◆ What the exercise asks
Check each line of the data for "grid", and copy the ones that have it.

◆ Input records
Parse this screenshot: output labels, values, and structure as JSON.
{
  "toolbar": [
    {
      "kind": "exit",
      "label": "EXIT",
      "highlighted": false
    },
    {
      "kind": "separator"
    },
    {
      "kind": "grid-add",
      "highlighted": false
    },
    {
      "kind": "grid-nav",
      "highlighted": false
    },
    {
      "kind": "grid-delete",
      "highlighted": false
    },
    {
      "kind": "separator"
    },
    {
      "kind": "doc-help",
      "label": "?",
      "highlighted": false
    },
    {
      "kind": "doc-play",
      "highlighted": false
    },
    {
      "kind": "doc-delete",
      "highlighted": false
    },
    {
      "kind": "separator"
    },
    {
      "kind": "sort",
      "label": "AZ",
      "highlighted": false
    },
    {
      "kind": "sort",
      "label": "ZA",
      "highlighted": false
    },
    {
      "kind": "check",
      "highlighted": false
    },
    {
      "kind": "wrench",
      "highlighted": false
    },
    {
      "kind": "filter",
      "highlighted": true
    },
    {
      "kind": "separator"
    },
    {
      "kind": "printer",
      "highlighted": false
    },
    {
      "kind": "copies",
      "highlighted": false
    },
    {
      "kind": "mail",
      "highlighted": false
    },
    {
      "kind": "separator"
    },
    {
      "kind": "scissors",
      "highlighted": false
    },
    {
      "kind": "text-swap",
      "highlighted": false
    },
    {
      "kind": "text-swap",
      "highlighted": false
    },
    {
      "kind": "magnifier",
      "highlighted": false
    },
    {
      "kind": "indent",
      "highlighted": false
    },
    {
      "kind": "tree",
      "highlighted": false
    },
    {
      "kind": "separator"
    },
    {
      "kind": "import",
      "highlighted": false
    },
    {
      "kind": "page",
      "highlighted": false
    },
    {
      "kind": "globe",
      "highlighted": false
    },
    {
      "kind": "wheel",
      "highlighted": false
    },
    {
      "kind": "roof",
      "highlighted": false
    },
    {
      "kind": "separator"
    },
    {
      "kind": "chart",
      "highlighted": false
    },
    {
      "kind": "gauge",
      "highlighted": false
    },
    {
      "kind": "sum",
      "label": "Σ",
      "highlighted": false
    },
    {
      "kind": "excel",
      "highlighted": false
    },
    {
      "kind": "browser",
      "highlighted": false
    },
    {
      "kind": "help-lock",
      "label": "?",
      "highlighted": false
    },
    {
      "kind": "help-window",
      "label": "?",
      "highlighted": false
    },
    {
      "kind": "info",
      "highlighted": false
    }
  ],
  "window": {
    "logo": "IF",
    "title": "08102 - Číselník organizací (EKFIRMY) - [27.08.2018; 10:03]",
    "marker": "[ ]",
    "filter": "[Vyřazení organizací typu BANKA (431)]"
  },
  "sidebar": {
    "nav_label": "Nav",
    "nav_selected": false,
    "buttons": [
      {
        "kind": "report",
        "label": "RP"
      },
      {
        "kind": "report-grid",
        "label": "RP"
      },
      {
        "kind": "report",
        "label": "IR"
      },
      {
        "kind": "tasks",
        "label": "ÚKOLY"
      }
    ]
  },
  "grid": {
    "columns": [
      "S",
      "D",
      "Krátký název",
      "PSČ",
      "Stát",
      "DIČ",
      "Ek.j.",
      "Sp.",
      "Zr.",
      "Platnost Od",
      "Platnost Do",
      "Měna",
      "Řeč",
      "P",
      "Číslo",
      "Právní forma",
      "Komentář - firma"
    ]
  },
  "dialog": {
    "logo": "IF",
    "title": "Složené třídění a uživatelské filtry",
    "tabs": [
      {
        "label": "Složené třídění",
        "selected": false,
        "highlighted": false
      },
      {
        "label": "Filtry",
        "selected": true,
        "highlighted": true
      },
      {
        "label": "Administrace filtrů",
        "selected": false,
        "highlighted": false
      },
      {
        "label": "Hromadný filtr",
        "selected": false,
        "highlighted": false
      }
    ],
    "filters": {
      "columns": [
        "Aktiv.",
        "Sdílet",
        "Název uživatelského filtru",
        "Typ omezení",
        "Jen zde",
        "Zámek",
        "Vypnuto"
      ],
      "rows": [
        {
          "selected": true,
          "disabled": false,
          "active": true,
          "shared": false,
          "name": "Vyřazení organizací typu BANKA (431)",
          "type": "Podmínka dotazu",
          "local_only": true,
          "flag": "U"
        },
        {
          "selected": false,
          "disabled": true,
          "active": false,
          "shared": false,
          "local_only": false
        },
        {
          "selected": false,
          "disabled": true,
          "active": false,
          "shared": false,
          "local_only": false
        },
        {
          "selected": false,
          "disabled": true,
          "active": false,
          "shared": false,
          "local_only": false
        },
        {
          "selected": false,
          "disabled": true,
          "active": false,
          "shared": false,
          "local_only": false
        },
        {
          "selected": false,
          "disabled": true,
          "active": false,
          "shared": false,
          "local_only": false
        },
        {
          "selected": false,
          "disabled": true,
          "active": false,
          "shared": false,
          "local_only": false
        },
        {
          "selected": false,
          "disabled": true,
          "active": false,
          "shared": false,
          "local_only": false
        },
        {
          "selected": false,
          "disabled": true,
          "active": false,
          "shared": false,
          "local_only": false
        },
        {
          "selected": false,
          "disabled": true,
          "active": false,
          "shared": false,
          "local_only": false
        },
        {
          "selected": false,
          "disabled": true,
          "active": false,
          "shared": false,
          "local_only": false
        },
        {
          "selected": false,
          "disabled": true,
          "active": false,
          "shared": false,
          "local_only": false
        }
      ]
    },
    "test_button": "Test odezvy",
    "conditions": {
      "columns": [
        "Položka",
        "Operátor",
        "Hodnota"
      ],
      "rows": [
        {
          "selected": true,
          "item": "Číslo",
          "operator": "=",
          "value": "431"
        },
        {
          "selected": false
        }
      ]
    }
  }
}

◆ Answer to this problem
      "kind": "grid-add",
      "kind": "grid-nav",
      "kind": "grid-delete",
        "kind": "report-grid",
  "grid": {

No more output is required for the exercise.